Hello Judy,

Good question. Here’s a technique I’ve used: torch it, but good. You
can often tell from the way it heats up but if not just quench, dip
it briefly (couple seconds) in pickle and have a look at the scale on
it. If you’ve got any reddish scale at all then it’s regular sterling
(unfortunately now fire-stained). If all you get is a little bit of
sooty black oxide and nothing else then it’s probably Argentium
Sterling (AS).

Another, less harsh, idea is to do the heat treatment thing (anneal,
heat for 30 minutes at or near 300F/150C, air cool). If it gets nice
and hard it’s AS, if it only hardens a little it’s regular sterling.
I realize that this may not be practical for a few small items but
it’s worth keeping in mind for larger items or bag fulls of little

Trevor F.
in The City of Light

I’ve been keeping everything separate and marked. It’s been easy so
far because most of my standard sterling is pattern wire right now.

I’ve kept my scraps separate and marked, as well. I don’t know if
there will be separate refining for Argentium scraps, but I’m saving
them anyway for future casting - won’t be sending any scraps to the
refiner, whether its argentium or standard sterling.


Scrap Argentium

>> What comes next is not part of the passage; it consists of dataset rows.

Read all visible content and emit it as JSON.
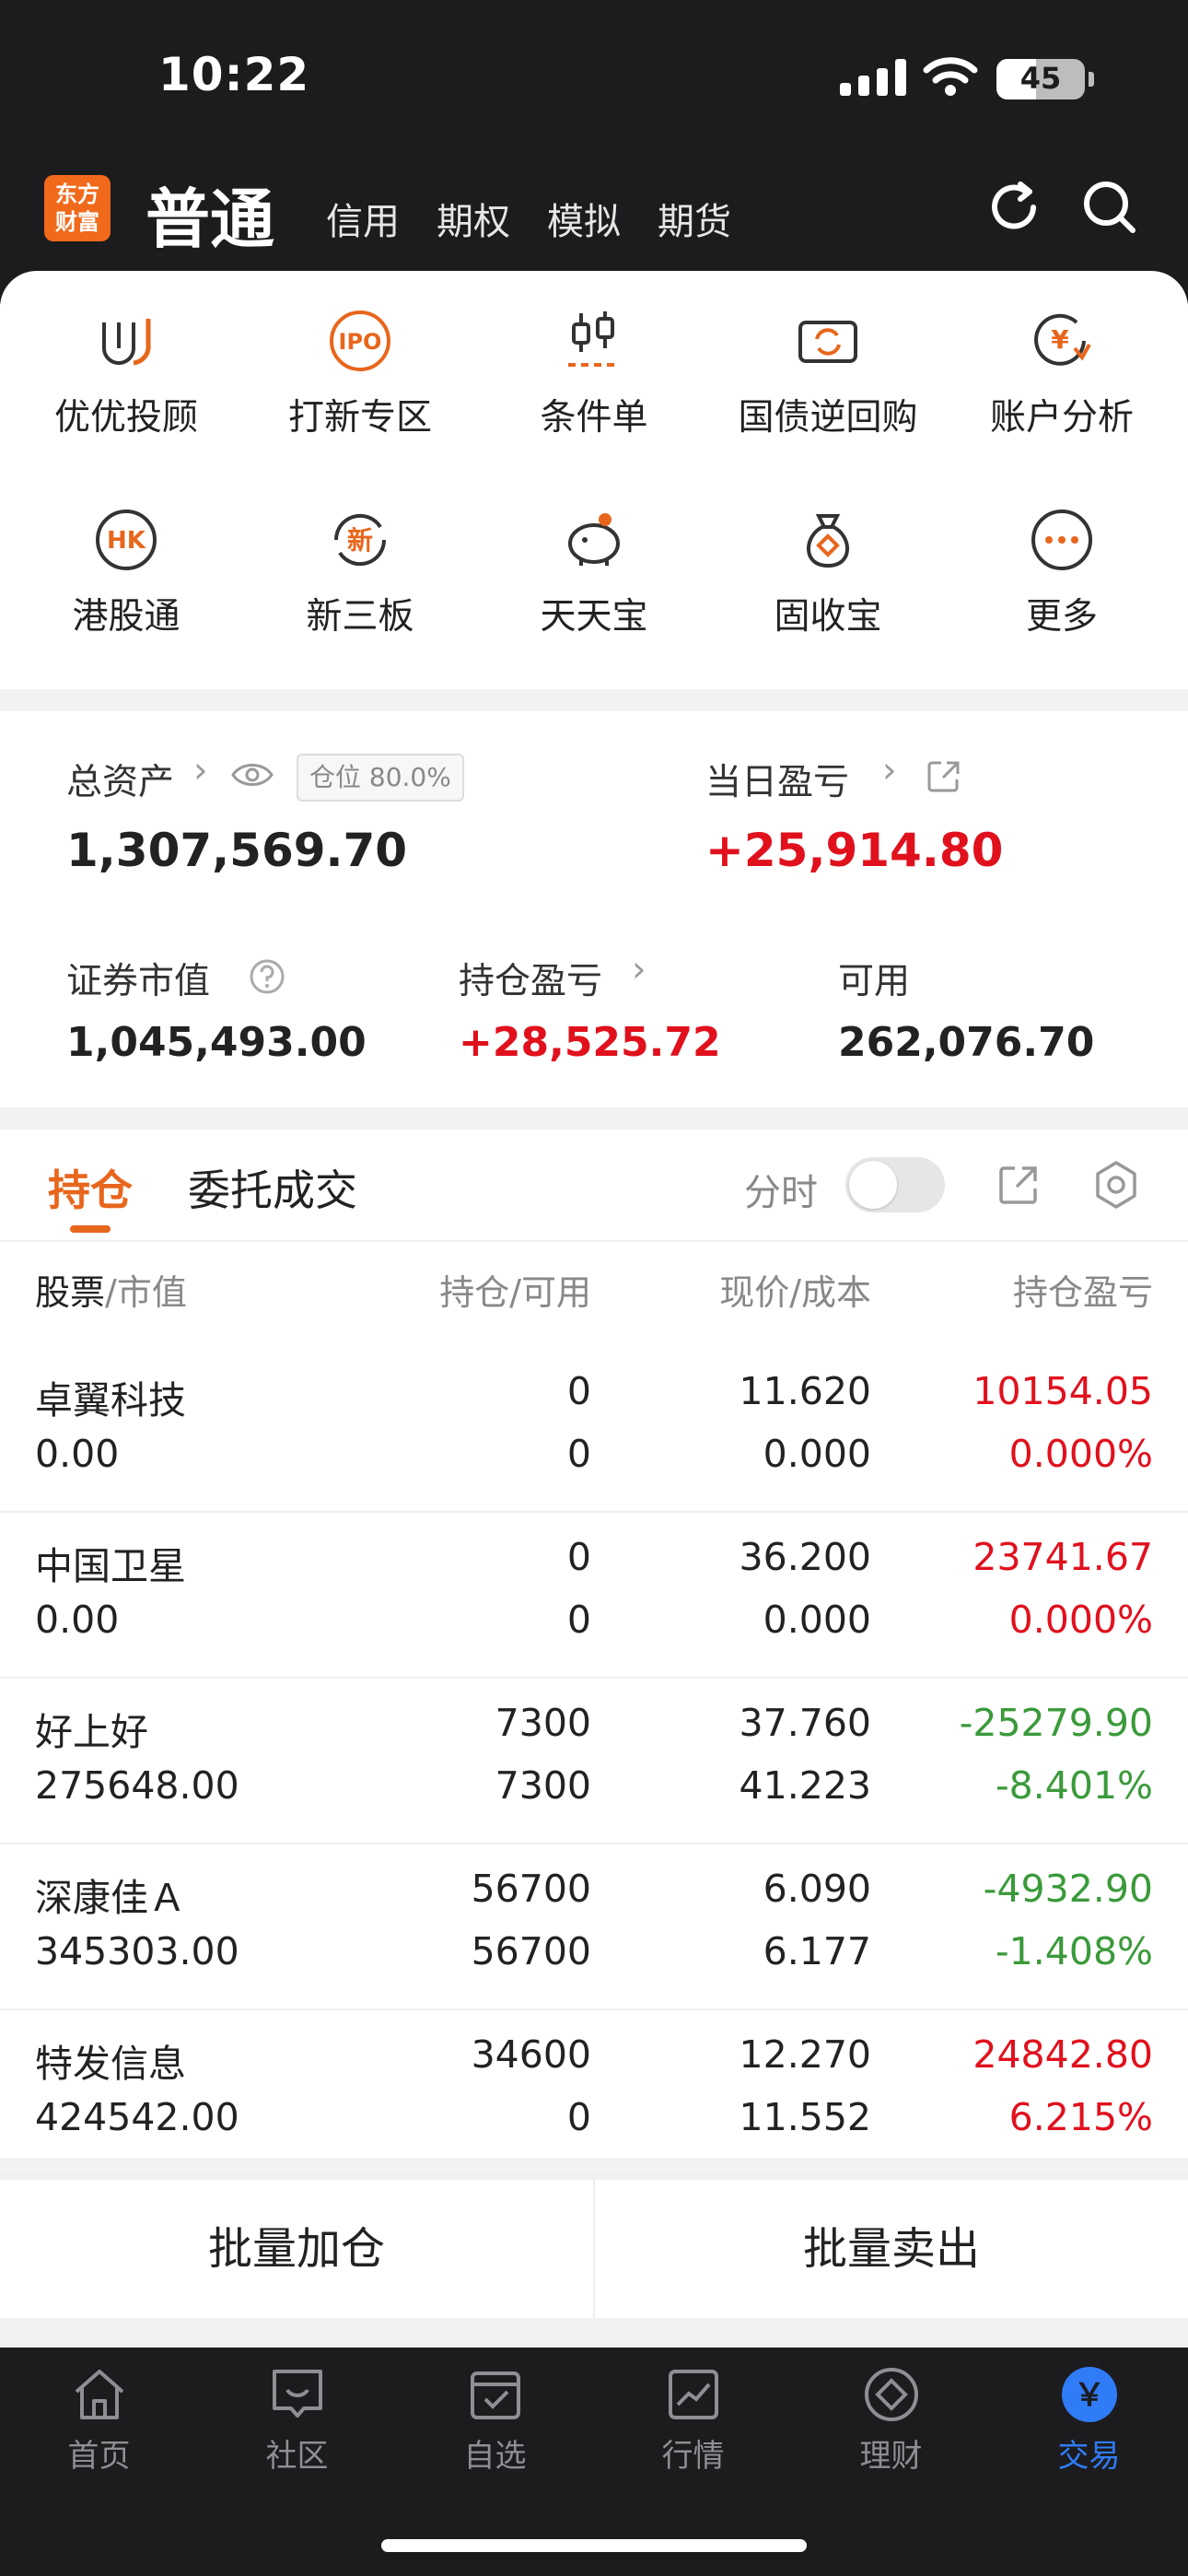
{
  "status": {
    "time": "10:22",
    "battery": "45"
  },
  "header": {
    "logo": [
      "东方",
      "财富"
    ],
    "active_mode": "普通",
    "modes": [
      "信用",
      "期权",
      "模拟",
      "期货"
    ]
  },
  "quick": [
    {
      "label": "优优投顾",
      "icon": "uu-advisor-icon"
    },
    {
      "label": "打新专区",
      "icon": "ipo-icon",
      "glyph": "IPO"
    },
    {
      "label": "条件单",
      "icon": "condition-order-icon"
    },
    {
      "label": "国债逆回购",
      "icon": "reverse-repo-icon"
    },
    {
      "label": "账户分析",
      "icon": "account-analysis-icon",
      "glyph": "¥"
    },
    {
      "label": "港股通",
      "icon": "hk-connect-icon",
      "glyph": "HK"
    },
    {
      "label": "新三板",
      "icon": "neeq-icon",
      "glyph": "新"
    },
    {
      "label": "天天宝",
      "icon": "piggy-bank-icon"
    },
    {
      "label": "固收宝",
      "icon": "money-bag-icon"
    },
    {
      "label": "更多",
      "icon": "more-icon"
    }
  ],
  "account": {
    "total_assets_label": "总资产",
    "total_assets": "1,307,569.70",
    "position_ratio": "仓位 80.0%",
    "daily_pl_label": "当日盈亏",
    "daily_pl": "+25,914.80",
    "market_value_label": "证券市值",
    "market_value": "1,045,493.00",
    "holding_pl_label": "持仓盈亏",
    "holding_pl": "+28,525.72",
    "available_label": "可用",
    "available": "262,076.70"
  },
  "holdings": {
    "tab_active": "持仓",
    "tab_other": "委托成交",
    "intraday_label": "分时",
    "intraday_on": false,
    "columns": {
      "name_a": "股票",
      "name_b": "/市值",
      "qty": "持仓/可用",
      "price": "现价/成本",
      "pl": "持仓盈亏"
    },
    "rows": [
      {
        "name": "卓翼科技",
        "market_value": "0.00",
        "qty": "0",
        "available": "0",
        "price": "11.620",
        "cost": "0.000",
        "pl": "10154.05",
        "pl_pct": "0.000%",
        "trend": "up"
      },
      {
        "name": "中国卫星",
        "market_value": "0.00",
        "qty": "0",
        "available": "0",
        "price": "36.200",
        "cost": "0.000",
        "pl": "23741.67",
        "pl_pct": "0.000%",
        "trend": "up"
      },
      {
        "name": "好上好",
        "market_value": "275648.00",
        "qty": "7300",
        "available": "7300",
        "price": "37.760",
        "cost": "41.223",
        "pl": "-25279.90",
        "pl_pct": "-8.401%",
        "trend": "down"
      },
      {
        "name": "深康佳Ａ",
        "market_value": "345303.00",
        "qty": "56700",
        "available": "56700",
        "price": "6.090",
        "cost": "6.177",
        "pl": "-4932.90",
        "pl_pct": "-1.408%",
        "trend": "down"
      },
      {
        "name": "特发信息",
        "market_value": "424542.00",
        "qty": "34600",
        "available": "0",
        "price": "12.270",
        "cost": "11.552",
        "pl": "24842.80",
        "pl_pct": "6.215%",
        "trend": "up"
      }
    ],
    "batch_add": "批量加仓",
    "batch_sell": "批量卖出"
  },
  "tabbar": [
    {
      "label": "首页",
      "icon": "home-icon"
    },
    {
      "label": "社区",
      "icon": "community-icon"
    },
    {
      "label": "自选",
      "icon": "watchlist-icon"
    },
    {
      "label": "行情",
      "icon": "market-icon"
    },
    {
      "label": "理财",
      "icon": "wealth-icon"
    },
    {
      "label": "交易",
      "icon": "trade-icon",
      "glyph": "￥",
      "active": true
    }
  ],
  "colors": {
    "accent": "#e8661c",
    "up": "#e0111d",
    "down": "#3a9a3a",
    "tab_active": "#2f7cf6"
  }
}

There is a great, nay FANTASTIC article introducing people to
Argentium in the July 2005, Volume 13 Number 3 SNAG NEWS letter by
Cynthia Eid titled simply “Argentium Sterling Silver” (Page 5 - 10)

Under ‘scrap’ she says that it is not necessary at this time to
separate scrap for a refiner, and that *“it won’t be detrimental to
regular sterling if Argentium Sterling is mixed with regular
sterling, the sterling’s properties won’t alter until the percentages
of the alloys become similar to those of Argentium Silver”

*A quote from the article which allows for copies to be made for
educational, personal and instructional use only.

Hope that helped,

Taylor in Toronto

Hi, In terms of differentiating, I also find it difficult to figure
out, if I have not been careful to keep things marked and/or
separated. If you put the same finish on both, and heat them you can
generally tell which is whic h (torch or oven—I dont think it
matters which, really) . It is a good ide a to include in the test a
piece of metal that you know is Argentium Sterling , and also a piece
of metal that you are sure is regular sterling—it helps one to
figure out which is which. Unfortunately, I have not found a quick
and simple method.

The good news is that you can mark all the S-hooks as sterling,
whether the y are Argentium Sterling Silver or not. It may be
simplest to just do that for this instance, and be more careful in
the future.

If you generally send your scrap to a refiner, it is not necessary,
at this time, to keep Argentium Sterling scrap separate from regular
sterling scrap. (It wont be detrimental to regular sterling. If
Argentium Sterlin g is mixed with regular sterling, the sterlings
properties wont alter until the percentages of the alloys become
similar to those of Argentium Sterling.)